Output every record below exactly as it appears.

**Records provided:**
# # # # #
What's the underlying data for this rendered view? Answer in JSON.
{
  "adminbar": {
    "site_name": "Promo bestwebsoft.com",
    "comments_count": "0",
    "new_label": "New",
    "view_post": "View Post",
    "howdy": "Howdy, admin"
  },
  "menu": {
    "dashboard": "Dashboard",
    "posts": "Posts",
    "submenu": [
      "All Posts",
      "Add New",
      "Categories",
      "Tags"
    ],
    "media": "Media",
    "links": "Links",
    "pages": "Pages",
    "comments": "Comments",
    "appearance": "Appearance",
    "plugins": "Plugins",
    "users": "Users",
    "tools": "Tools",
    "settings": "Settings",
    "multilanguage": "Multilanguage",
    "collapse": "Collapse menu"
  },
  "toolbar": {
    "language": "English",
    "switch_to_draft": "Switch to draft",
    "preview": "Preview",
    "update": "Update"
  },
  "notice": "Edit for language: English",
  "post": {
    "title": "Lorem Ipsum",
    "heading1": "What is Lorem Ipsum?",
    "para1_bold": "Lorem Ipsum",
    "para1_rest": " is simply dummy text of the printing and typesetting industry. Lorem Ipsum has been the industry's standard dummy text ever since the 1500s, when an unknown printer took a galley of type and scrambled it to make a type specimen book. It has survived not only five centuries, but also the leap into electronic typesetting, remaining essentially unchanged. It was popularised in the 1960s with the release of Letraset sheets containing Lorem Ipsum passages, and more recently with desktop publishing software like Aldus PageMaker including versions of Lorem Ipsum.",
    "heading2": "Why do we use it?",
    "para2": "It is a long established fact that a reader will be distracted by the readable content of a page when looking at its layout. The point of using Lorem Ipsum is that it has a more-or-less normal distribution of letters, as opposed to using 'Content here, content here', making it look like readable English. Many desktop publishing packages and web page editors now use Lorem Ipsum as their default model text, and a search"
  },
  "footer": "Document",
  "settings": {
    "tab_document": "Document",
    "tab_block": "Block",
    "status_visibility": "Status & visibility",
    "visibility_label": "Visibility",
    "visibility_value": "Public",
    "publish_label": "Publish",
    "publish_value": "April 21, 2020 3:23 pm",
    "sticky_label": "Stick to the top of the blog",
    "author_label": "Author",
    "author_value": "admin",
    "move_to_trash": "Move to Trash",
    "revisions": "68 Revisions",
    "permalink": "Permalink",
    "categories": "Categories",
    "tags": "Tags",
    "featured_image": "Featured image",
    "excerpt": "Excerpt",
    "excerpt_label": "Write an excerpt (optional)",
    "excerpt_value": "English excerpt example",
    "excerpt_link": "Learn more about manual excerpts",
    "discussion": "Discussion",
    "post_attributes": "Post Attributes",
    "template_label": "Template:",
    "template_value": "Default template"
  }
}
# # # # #
**Result of the exercise:**
What's the underlying data for this rendered view? Answer in JSON.
{
  "adminbar": {
    "site_name": "Promo bestwebsoft.com",
    "comments_count": "0",
    "new_label": "New",
    "view_post": "View Post",
    "howdy": "Howdy, admin"
  },
  "menu": {
    "dashboard": "Dashboard",
    "posts": "Posts",
    "submenu": [
      "All Posts",
      "Add New",
      "Categories",
      "Tags"
    ],
    "media": "Media",
    "links": "Links",
    "pages": "Pages",
    "comments": "Comments",
    "appearance": "Appearance",
    "plugins": "Plugins",
    "users": "Users",
    "tools": "Tools",
    "settings": "Settings",
    "multilanguage": "Multilanguage",
    "collapse": "Collapse menu"
  },
  "toolbar": {
    "language": "English",
    "switch_to_draft": "Switch to draft",
    "preview": "Preview",
    "update": "Update"
  },
  "notice": "Edit for language: English",
  "post": {
    "title": "Lorem Ipsum",
    "heading1": "What is Lorem Ipsum?",
    "para1_bold": "Lorem Ipsum",
    "para1_rest": " is simply dummy text of the printing and typesetting industry. Lorem Ipsum has been the industry's standard dummy text ever since the 1500s, when an unknown printer took a galley of type and scrambled it to make a type specimen book. It has survived not only five centuries, but also the leap into electronic typesetting, remaining essentially unchanged. It was popularised in the 1960s with the release of Letraset sheets containing Lorem Ipsum passages, and more recently with desktop publishing software like Aldus PageMaker including versions of Lorem Ipsum.",
    "heading2": "Why do we use it?",
    "para2": "It is a long established fact that a reader will be distracted by the readable content of a page when looking at its layout. The point of using Lorem Ipsum is that it has a more-or-less normal distribution of letters, as opposed to using 'Content here, content here', making it look like readable English. Many desktop publishing packages and web page editors now use Lorem Ipsum as their default model text, and a search"
  },
  "footer": "Document",
  "settings": {
    "tab_document": "Document",
    "tab_block": "Block",
    "status_visibility": "Status & visibility",
    "visibility_label": "Visibility",
    "visibility_value": "Public",
    "publish_label": "Publish",
    "publish_value": "April 21, 2020 3:23 pm",
    "sticky_label": "Stick to the top of the blog",
    "author_label": "Author",
    "author_value": "admin",
    "move_to_trash": "Move to Trash",
    "revisions": "68 Revisions",
    "permalink": "Permalink",
    "categories": "Categories",
    "tags": "Tags",
    "featured_image": "Featured image",
    "excerpt": "Excerpt",
    "excerpt_label": "Write an excerpt (optional)",
    "excerpt_value": "English excerpt example",
    "excerpt_link": "Learn more about manual excerpts",
    "discussion": "Discussion",
    "post_attributes": "Post Attributes",
    "template_label": "Template:",
    "template_value": "Default template"
  }
}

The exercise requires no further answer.